- Task goal
Searching the material below, find each line that includes the word "Рисунок", and copy it.

(Study material)

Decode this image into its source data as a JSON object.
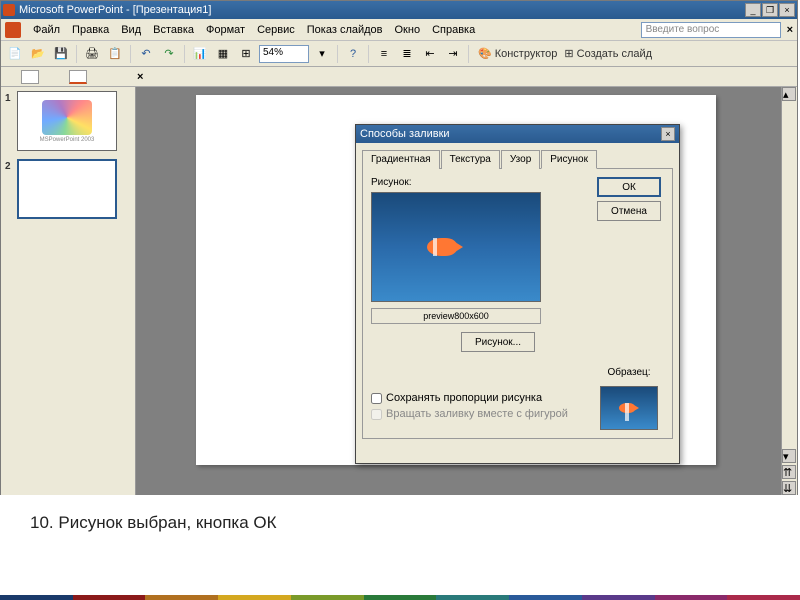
{
  "titlebar": {
    "app": "Microsoft PowerPoint",
    "doc": "[Презентация1]"
  },
  "menu": {
    "file": "Файл",
    "edit": "Правка",
    "view": "Вид",
    "insert": "Вставка",
    "format": "Формат",
    "tools": "Сервис",
    "slideshow": "Показ слайдов",
    "window": "Окно",
    "help": "Справка",
    "helpbox": "Введите вопрос"
  },
  "toolbar": {
    "zoom": "54%",
    "konstruktor": "Конструктор",
    "newslide": "Создать слайд"
  },
  "thumbs": {
    "n1": "1",
    "n2": "2",
    "caption1": "MSPowerPoint 2003"
  },
  "dialog": {
    "title": "Способы заливки",
    "tabs": {
      "grad": "Градиентная",
      "tex": "Текстура",
      "pat": "Узор",
      "pic": "Рисунок"
    },
    "picLabel": "Рисунок:",
    "previewName": "preview800x600",
    "picBtn": "Рисунок...",
    "ok": "ОК",
    "cancel": "Отмена",
    "sample": "Образец:",
    "chk1": "Сохранять пропорции рисунка",
    "chk2": "Вращать заливку вместе с фигурой"
  },
  "caption": "10.   Рисунок выбран, кнопка ОК",
  "stripColors": [
    "#1a3a6a",
    "#8b1a1a",
    "#b07020",
    "#d4a820",
    "#7a9a2a",
    "#2a7a3a",
    "#2a7a7a",
    "#2a5a9a",
    "#5a3a8a",
    "#8a2a6a",
    "#aa2a4a"
  ]
}
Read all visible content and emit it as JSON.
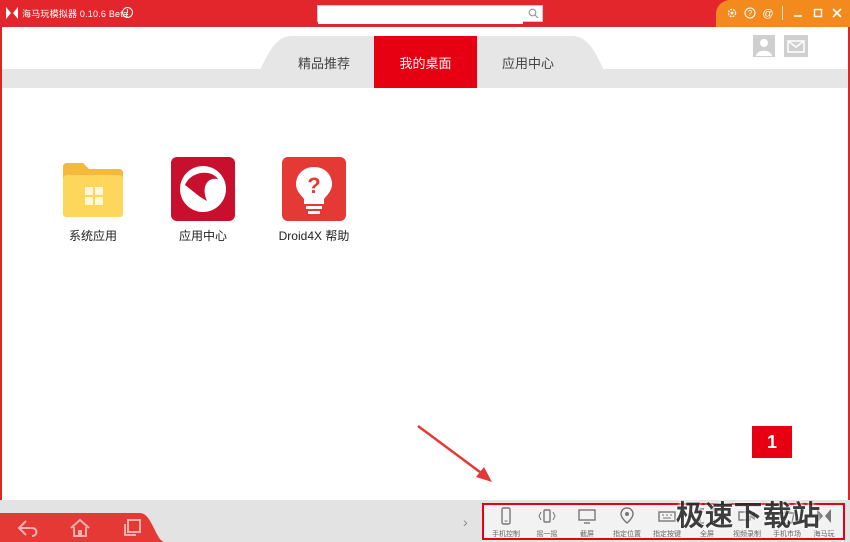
{
  "titlebar": {
    "app_title": "海马玩模拟器 0.10.6 Beta",
    "search_placeholder": "",
    "brand_color": "#e3262c",
    "controls_color": "#f28a1e"
  },
  "topnav": {
    "tabs": [
      {
        "label": "精品推荐",
        "active": false
      },
      {
        "label": "我的桌面",
        "active": true
      },
      {
        "label": "应用中心",
        "active": false
      }
    ]
  },
  "desktop": {
    "apps": [
      {
        "label": "系统应用",
        "icon": "folder-icon"
      },
      {
        "label": "应用中心",
        "icon": "app-center-icon"
      },
      {
        "label": "Droid4X 帮助",
        "icon": "help-bulb-icon"
      }
    ],
    "badge": "1"
  },
  "toolbar": {
    "items": [
      {
        "label": "手机控制",
        "icon": "phone-icon"
      },
      {
        "label": "摇一摇",
        "icon": "shake-icon"
      },
      {
        "label": "截屏",
        "icon": "screenshot-icon"
      },
      {
        "label": "指定位置",
        "icon": "location-icon"
      },
      {
        "label": "指定按键",
        "icon": "keyboard-icon"
      },
      {
        "label": "全屏",
        "icon": "fullscreen-icon"
      },
      {
        "label": "视频录制",
        "icon": "video-record-icon"
      },
      {
        "label": "手机市场",
        "icon": "market-icon"
      },
      {
        "label": "海马玩",
        "icon": "haima-icon"
      }
    ]
  },
  "watermark": "极速下载站"
}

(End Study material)

- Solution for this problem
      "pic": "Рисунок"
    "picLabel": "Рисунок:",
    "picBtn": "Рисунок...",
  "caption": "10.   Рисунок выбран, кнопка ОК",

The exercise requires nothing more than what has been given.